## Exercise objective
Search the records for the word "Indicator" and pick out every line that has it.

____

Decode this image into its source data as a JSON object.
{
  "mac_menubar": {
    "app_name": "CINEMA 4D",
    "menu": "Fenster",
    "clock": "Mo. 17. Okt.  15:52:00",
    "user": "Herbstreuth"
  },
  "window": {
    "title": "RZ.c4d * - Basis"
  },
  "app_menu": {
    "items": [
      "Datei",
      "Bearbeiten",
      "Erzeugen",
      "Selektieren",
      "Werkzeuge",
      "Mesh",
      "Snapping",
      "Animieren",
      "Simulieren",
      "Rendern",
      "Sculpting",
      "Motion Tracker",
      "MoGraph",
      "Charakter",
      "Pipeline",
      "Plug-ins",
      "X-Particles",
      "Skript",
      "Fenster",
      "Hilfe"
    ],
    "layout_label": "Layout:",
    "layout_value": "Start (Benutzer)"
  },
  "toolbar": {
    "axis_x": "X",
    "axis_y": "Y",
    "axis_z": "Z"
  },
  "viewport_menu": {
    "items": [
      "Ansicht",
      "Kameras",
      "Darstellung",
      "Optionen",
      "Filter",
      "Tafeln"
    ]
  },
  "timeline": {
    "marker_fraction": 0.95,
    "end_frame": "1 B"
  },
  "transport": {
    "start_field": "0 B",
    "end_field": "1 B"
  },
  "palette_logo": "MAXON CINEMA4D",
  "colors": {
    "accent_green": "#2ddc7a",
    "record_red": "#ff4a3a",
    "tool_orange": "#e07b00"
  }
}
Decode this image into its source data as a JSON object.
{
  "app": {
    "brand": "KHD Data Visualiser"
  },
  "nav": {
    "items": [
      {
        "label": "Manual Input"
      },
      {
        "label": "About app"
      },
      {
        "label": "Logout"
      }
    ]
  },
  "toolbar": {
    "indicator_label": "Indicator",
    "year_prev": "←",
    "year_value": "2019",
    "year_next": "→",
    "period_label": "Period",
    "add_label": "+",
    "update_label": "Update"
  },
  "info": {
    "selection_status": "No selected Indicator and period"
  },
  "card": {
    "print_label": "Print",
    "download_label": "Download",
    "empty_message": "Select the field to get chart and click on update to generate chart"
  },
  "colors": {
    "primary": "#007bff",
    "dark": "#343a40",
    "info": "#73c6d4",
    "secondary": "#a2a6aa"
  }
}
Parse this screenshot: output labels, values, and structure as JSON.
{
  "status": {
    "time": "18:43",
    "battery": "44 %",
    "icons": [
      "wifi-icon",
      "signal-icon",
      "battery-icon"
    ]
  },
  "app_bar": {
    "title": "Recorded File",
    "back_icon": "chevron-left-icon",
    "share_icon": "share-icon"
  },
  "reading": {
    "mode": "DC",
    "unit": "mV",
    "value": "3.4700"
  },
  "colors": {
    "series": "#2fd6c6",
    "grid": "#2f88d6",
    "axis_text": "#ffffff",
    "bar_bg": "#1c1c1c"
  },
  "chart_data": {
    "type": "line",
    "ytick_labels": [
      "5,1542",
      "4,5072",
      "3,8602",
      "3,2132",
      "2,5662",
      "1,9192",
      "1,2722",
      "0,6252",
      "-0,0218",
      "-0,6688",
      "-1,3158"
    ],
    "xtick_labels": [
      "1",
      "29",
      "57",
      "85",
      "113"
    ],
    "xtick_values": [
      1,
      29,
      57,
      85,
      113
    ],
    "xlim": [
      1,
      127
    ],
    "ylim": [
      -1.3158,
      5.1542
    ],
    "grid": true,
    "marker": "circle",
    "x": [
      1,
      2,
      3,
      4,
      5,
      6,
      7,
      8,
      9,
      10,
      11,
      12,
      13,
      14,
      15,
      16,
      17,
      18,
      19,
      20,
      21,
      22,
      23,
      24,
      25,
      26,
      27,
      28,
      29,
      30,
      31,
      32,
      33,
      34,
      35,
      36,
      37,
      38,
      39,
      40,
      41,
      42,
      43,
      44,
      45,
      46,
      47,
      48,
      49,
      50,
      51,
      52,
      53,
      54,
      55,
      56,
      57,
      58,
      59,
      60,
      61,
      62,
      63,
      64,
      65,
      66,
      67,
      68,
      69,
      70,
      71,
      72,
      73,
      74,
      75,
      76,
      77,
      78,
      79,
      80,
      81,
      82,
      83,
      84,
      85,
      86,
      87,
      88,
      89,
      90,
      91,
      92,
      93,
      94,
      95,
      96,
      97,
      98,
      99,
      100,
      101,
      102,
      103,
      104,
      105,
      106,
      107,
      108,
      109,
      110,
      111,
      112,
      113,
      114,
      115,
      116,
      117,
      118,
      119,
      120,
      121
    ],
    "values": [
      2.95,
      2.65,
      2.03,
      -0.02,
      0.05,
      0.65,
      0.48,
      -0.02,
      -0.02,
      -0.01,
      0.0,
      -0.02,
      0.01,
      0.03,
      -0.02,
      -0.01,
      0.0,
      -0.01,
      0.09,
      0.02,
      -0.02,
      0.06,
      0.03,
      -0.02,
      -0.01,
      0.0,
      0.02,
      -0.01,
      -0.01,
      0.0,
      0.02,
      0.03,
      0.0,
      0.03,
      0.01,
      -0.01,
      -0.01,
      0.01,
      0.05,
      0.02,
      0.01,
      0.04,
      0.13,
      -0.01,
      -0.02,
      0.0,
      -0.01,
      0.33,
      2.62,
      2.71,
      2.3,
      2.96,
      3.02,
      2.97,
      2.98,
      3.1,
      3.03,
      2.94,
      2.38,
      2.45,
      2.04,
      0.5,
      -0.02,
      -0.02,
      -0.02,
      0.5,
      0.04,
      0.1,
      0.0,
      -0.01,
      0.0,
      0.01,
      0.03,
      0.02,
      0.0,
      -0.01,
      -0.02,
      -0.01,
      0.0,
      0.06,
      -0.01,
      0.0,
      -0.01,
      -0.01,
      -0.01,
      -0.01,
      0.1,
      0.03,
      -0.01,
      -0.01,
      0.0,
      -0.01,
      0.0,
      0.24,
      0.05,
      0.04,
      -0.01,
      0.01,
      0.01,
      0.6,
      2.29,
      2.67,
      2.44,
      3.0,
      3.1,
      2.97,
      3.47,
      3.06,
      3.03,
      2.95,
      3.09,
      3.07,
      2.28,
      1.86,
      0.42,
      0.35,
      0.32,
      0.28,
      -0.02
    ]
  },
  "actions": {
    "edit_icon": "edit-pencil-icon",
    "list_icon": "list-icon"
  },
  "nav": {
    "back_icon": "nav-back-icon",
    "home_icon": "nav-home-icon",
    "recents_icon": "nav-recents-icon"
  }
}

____

## Result of this task
    "indicator_label": "Indicator",
    "selection_status": "No selected Indicator and period"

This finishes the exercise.